Prompt -> The answer is all of the entries below, repeated exactly and free of pictures.

Source records ->
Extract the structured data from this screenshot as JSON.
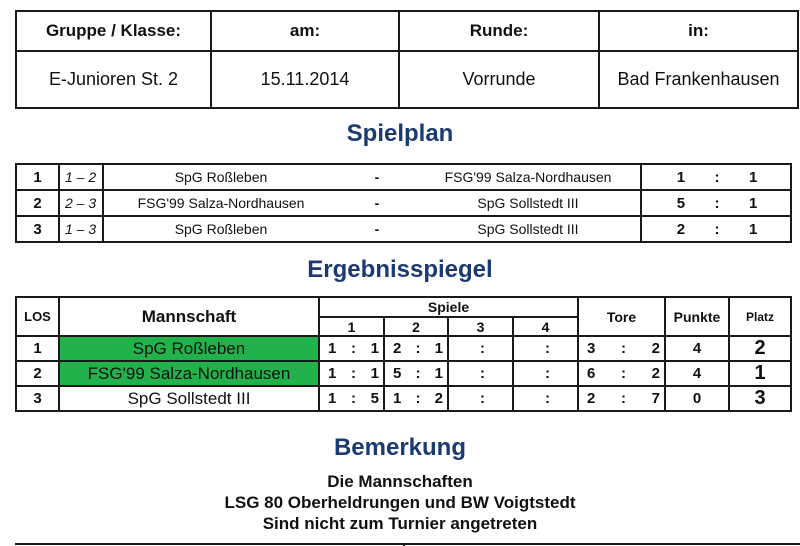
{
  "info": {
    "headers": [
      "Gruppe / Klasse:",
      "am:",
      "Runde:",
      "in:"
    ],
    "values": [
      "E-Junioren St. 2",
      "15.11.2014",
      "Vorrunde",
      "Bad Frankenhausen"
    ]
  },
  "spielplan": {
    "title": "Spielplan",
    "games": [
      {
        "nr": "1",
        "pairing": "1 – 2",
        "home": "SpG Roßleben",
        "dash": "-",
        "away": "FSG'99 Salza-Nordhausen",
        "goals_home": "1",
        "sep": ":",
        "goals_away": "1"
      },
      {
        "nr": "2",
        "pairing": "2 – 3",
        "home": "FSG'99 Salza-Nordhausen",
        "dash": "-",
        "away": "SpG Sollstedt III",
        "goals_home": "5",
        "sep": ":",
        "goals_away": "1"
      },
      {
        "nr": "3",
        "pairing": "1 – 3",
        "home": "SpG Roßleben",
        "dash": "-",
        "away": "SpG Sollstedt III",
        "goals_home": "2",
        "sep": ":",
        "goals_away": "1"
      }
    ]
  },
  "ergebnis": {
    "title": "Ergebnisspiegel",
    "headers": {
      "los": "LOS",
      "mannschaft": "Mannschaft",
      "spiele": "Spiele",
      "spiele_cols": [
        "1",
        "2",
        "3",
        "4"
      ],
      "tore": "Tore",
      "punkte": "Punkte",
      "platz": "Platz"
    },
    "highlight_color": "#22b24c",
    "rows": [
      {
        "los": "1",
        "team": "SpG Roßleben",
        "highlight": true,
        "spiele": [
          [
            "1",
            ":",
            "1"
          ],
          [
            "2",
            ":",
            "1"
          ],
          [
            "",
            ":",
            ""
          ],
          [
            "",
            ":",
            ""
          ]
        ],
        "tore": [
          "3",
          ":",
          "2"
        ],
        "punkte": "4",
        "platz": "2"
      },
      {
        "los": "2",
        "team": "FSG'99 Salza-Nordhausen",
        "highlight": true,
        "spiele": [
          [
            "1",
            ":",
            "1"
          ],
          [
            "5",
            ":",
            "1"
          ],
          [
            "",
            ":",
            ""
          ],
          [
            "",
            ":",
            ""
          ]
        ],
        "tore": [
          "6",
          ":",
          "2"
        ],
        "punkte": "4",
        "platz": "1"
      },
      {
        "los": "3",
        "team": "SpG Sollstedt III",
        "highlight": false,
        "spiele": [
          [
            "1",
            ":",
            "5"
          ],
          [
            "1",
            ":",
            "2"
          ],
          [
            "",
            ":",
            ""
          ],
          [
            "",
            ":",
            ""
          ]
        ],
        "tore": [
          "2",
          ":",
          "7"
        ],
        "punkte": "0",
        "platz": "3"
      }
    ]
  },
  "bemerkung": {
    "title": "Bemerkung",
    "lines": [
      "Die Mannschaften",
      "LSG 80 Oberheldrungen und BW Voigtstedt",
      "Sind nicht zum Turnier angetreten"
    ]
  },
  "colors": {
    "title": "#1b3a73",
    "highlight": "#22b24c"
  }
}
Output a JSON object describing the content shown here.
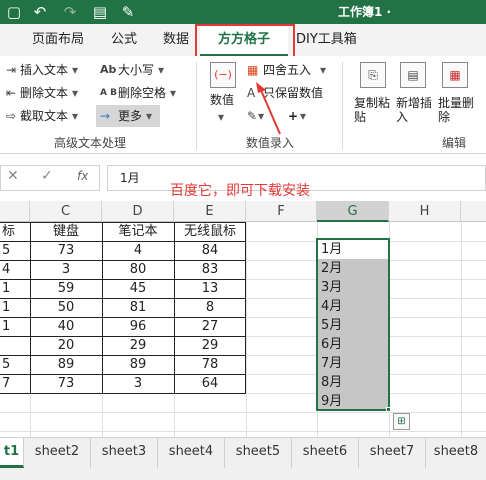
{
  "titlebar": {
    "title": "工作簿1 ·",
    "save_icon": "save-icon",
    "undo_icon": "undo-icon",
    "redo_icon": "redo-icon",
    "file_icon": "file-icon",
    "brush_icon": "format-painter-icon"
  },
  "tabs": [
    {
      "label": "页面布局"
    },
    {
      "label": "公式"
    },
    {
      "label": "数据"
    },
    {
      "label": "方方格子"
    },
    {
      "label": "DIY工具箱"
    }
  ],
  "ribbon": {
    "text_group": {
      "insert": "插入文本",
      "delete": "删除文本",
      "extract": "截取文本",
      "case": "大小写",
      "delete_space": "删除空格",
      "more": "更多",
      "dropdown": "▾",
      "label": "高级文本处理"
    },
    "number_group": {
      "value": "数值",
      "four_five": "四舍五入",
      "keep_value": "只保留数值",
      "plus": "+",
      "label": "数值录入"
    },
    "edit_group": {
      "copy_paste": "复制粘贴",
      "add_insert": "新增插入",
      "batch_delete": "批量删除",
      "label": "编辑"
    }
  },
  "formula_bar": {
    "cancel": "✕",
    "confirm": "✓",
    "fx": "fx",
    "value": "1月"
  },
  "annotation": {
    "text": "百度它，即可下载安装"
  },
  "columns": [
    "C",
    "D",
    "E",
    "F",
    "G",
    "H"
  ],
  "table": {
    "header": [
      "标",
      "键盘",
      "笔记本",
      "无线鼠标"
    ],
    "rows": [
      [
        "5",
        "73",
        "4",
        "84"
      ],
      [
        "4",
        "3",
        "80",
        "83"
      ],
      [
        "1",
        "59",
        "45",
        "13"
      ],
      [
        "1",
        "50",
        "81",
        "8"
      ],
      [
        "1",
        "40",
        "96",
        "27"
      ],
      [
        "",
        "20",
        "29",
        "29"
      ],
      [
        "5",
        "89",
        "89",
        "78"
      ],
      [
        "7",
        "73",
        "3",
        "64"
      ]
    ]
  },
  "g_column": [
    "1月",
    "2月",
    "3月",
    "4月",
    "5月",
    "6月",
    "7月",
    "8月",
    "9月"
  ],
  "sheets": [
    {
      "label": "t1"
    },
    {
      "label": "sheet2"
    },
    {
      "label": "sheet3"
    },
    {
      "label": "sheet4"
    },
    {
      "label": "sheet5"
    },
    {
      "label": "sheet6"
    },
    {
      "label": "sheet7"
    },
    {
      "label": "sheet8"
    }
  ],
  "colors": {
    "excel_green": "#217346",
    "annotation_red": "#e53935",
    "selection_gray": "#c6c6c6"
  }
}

Output of the exercise ->
Extract the structured data from this screenshot as JSON.
{
  "info": {
    "headers": [
      "Gruppe / Klasse:",
      "am:",
      "Runde:",
      "in:"
    ],
    "values": [
      "E-Junioren St. 2",
      "15.11.2014",
      "Vorrunde",
      "Bad Frankenhausen"
    ]
  },
  "spielplan": {
    "title": "Spielplan",
    "games": [
      {
        "nr": "1",
        "pairing": "1 – 2",
        "home": "SpG Roßleben",
        "dash": "-",
        "away": "FSG'99 Salza-Nordhausen",
        "goals_home": "1",
        "sep": ":",
        "goals_away": "1"
      },
      {
        "nr": "2",
        "pairing": "2 – 3",
        "home": "FSG'99 Salza-Nordhausen",
        "dash": "-",
        "away": "SpG Sollstedt III",
        "goals_home": "5",
        "sep": ":",
        "goals_away": "1"
      },
      {
        "nr": "3",
        "pairing": "1 – 3",
        "home": "SpG Roßleben",
        "dash": "-",
        "away": "SpG Sollstedt III",
        "goals_home": "2",
        "sep": ":",
        "goals_away": "1"
      }
    ]
  },
  "ergebnis": {
    "title": "Ergebnisspiegel",
    "headers": {
      "los": "LOS",
      "mannschaft": "Mannschaft",
      "spiele": "Spiele",
      "spiele_cols": [
        "1",
        "2",
        "3",
        "4"
      ],
      "tore": "Tore",
      "punkte": "Punkte",
      "platz": "Platz"
    },
    "highlight_color": "#22b24c",
    "rows": [
      {
        "los": "1",
        "team": "SpG Roßleben",
        "highlight": true,
        "spiele": [
          [
            "1",
            ":",
            "1"
          ],
          [
            "2",
            ":",
            "1"
          ],
          [
            "",
            ":",
            ""
          ],
          [
            "",
            ":",
            ""
          ]
        ],
        "tore": [
          "3",
          ":",
          "2"
        ],
        "punkte": "4",
        "platz": "2"
      },
      {
        "los": "2",
        "team": "FSG'99 Salza-Nordhausen",
        "highlight": true,
        "spiele": [
          [
            "1",
            ":",
            "1"
          ],
          [
            "5",
            ":",
            "1"
          ],
          [
            "",
            ":",
            ""
          ],
          [
            "",
            ":",
            ""
          ]
        ],
        "tore": [
          "6",
          ":",
          "2"
        ],
        "punkte": "4",
        "platz": "1"
      },
      {
        "los": "3",
        "team": "SpG Sollstedt III",
        "highlight": false,
        "spiele": [
          [
            "1",
            ":",
            "5"
          ],
          [
            "1",
            ":",
            "2"
          ],
          [
            "",
            ":",
            ""
          ],
          [
            "",
            ":",
            ""
          ]
        ],
        "tore": [
          "2",
          ":",
          "7"
        ],
        "punkte": "0",
        "platz": "3"
      }
    ]
  },
  "bemerkung": {
    "title": "Bemerkung",
    "lines": [
      "Die Mannschaften",
      "LSG 80 Oberheldrungen und BW Voigtstedt",
      "Sind nicht zum Turnier angetreten"
    ]
  },
  "colors": {
    "title": "#1b3a73",
    "highlight": "#22b24c"
  }
}
Output a JSON object describing the content shown here.
{
  "titlebar": {
    "title": "工作簿1 ·",
    "save_icon": "save-icon",
    "undo_icon": "undo-icon",
    "redo_icon": "redo-icon",
    "file_icon": "file-icon",
    "brush_icon": "format-painter-icon"
  },
  "tabs": [
    {
      "label": "页面布局"
    },
    {
      "label": "公式"
    },
    {
      "label": "数据"
    },
    {
      "label": "方方格子"
    },
    {
      "label": "DIY工具箱"
    }
  ],
  "ribbon": {
    "text_group": {
      "insert": "插入文本",
      "delete": "删除文本",
      "extract": "截取文本",
      "case": "大小写",
      "delete_space": "删除空格",
      "more": "更多",
      "dropdown": "▾",
      "label": "高级文本处理"
    },
    "number_group": {
      "value": "数值",
      "four_five": "四舍五入",
      "keep_value": "只保留数值",
      "plus": "+",
      "label": "数值录入"
    },
    "edit_group": {
      "copy_paste": "复制粘贴",
      "add_insert": "新增插入",
      "batch_delete": "批量删除",
      "label": "编辑"
    }
  },
  "formula_bar": {
    "cancel": "✕",
    "confirm": "✓",
    "fx": "fx",
    "value": "1月"
  },
  "annotation": {
    "text": "百度它，即可下载安装"
  },
  "columns": [
    "C",
    "D",
    "E",
    "F",
    "G",
    "H"
  ],
  "table": {
    "header": [
      "标",
      "键盘",
      "笔记本",
      "无线鼠标"
    ],
    "rows": [
      [
        "5",
        "73",
        "4",
        "84"
      ],
      [
        "4",
        "3",
        "80",
        "83"
      ],
      [
        "1",
        "59",
        "45",
        "13"
      ],
      [
        "1",
        "50",
        "81",
        "8"
      ],
      [
        "1",
        "40",
        "96",
        "27"
      ],
      [
        "",
        "20",
        "29",
        "29"
      ],
      [
        "5",
        "89",
        "89",
        "78"
      ],
      [
        "7",
        "73",
        "3",
        "64"
      ]
    ]
  },
  "g_column": [
    "1月",
    "2月",
    "3月",
    "4月",
    "5月",
    "6月",
    "7月",
    "8月",
    "9月"
  ],
  "sheets": [
    {
      "label": "t1"
    },
    {
      "label": "sheet2"
    },
    {
      "label": "sheet3"
    },
    {
      "label": "sheet4"
    },
    {
      "label": "sheet5"
    },
    {
      "label": "sheet6"
    },
    {
      "label": "sheet7"
    },
    {
      "label": "sheet8"
    }
  ],
  "colors": {
    "excel_green": "#217346",
    "annotation_red": "#e53935",
    "selection_gray": "#c6c6c6"
  }
}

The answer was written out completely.